Recover From A Failed Custom Kernel
- Quick Start Guide
- Language Translation
- Native DSD Support
- NF9C BIOS Setup For USB
- Recover From A Failed Custom Kernel
- Ubiquity Partitioning
- Persistent USB
- Different Machines For LMS and Squeezelite
- Build Your Own Custom Kernel
- Custom Kernel To Install Snakeoil OS
- Merging Technologies - Ravenna/AES67 Support
- Sideload Snakeoil Firmware
Back To Main
So you tried your hand in building your own custom kernel and it fails. Fret not as it is extremely easy to get it back to a working state. You just need to connect your keyboard and monitor back and change the boot sequence manually.
Mini SVGA/HDMI Monitor
If you like to experiment a lot, consider investing in a small LCD monitor (with SVGA and HDMI input), like the one shown below:

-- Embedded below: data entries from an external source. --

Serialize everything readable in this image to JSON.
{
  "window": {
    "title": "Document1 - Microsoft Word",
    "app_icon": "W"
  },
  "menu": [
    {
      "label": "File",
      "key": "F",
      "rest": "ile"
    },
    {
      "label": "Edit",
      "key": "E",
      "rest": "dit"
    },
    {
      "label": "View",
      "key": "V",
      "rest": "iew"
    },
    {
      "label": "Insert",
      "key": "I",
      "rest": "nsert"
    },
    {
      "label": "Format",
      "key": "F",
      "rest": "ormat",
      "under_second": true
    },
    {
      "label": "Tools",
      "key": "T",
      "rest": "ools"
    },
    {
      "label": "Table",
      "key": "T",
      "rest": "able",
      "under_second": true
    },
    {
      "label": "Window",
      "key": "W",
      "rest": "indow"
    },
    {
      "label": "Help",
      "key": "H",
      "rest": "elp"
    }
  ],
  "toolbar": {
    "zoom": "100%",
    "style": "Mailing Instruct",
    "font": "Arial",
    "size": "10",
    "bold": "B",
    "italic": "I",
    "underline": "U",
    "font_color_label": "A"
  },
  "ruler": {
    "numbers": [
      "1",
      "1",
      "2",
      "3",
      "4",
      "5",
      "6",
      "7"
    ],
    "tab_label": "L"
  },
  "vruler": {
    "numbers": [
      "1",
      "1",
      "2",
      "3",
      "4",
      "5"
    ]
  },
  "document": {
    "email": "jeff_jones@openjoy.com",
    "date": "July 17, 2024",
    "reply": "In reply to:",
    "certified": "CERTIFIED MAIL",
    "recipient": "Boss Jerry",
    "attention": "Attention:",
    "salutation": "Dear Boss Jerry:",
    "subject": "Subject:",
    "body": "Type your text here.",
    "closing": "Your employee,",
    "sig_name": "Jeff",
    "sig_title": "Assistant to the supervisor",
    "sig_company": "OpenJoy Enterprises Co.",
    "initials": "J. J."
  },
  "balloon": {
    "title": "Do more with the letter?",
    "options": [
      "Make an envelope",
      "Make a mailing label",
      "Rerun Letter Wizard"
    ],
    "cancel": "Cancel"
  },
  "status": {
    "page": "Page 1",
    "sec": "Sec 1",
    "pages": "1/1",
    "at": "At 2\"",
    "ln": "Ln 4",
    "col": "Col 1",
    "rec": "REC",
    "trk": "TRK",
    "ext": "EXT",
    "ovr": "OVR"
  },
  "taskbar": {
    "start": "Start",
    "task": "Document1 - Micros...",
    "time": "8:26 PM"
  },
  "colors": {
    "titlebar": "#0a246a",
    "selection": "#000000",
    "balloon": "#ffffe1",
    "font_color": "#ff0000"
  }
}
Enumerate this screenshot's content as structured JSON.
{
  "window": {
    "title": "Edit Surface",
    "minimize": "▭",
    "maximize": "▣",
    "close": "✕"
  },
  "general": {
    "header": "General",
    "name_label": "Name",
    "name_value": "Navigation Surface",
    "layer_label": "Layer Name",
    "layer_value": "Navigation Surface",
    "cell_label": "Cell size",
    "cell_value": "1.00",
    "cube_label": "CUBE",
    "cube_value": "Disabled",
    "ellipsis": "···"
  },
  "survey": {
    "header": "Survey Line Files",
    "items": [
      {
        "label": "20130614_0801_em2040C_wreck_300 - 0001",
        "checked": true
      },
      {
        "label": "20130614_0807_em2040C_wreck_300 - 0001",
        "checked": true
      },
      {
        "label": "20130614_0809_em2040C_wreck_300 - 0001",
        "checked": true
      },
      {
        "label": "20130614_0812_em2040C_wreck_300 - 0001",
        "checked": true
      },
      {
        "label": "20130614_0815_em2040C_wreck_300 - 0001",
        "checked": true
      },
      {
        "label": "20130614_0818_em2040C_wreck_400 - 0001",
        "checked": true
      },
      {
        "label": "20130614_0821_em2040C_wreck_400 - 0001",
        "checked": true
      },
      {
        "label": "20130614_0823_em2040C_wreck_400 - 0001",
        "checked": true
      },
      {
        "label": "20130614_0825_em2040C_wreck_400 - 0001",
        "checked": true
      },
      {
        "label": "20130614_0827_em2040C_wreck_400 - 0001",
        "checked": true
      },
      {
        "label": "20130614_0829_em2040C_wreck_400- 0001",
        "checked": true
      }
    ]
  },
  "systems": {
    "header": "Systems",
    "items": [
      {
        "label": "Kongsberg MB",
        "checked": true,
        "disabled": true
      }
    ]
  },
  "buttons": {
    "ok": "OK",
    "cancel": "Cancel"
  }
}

These monitors are compact and can be tucked away when not in use. (Above picture is provided as illustration only, it's not a recommendation).
Another approach is to spend the money and get a case with a built in monitor. The downside of a LCD case is the bulkiness, and the connection is not always internal (e.g. if your motherboard don't have a internal HDMI/VGA header you have to route the connection out externally). Given the price, this is not a practical solution, but it looks cool! Some motherboards support LVDS monitors but I havn't tried them yet.
Recovering From A Unsupported Kernel
Connect the monitor and keyboard, boot up the computer and hit any arrow key immediately until you see this screen. You only have a short window to do this, reboot the machine again if you are not quick enough.
Once you see the screen above, make sure the entry "Advanced options for Snakeoil GNU/Linux" is selected (see example below), and hit the "Enter" key.You should see something like this.Select the first line from the list (Linux 3.0.3-rt12snakeoil in the example) and press the "Enter" key.
The machine should boot up fine now. Return to the Snakeoil menu, and select another working kernel.
Login to the machine, remove the problem files, modify /etc/default/grub and remove the default line, and finish by running this command: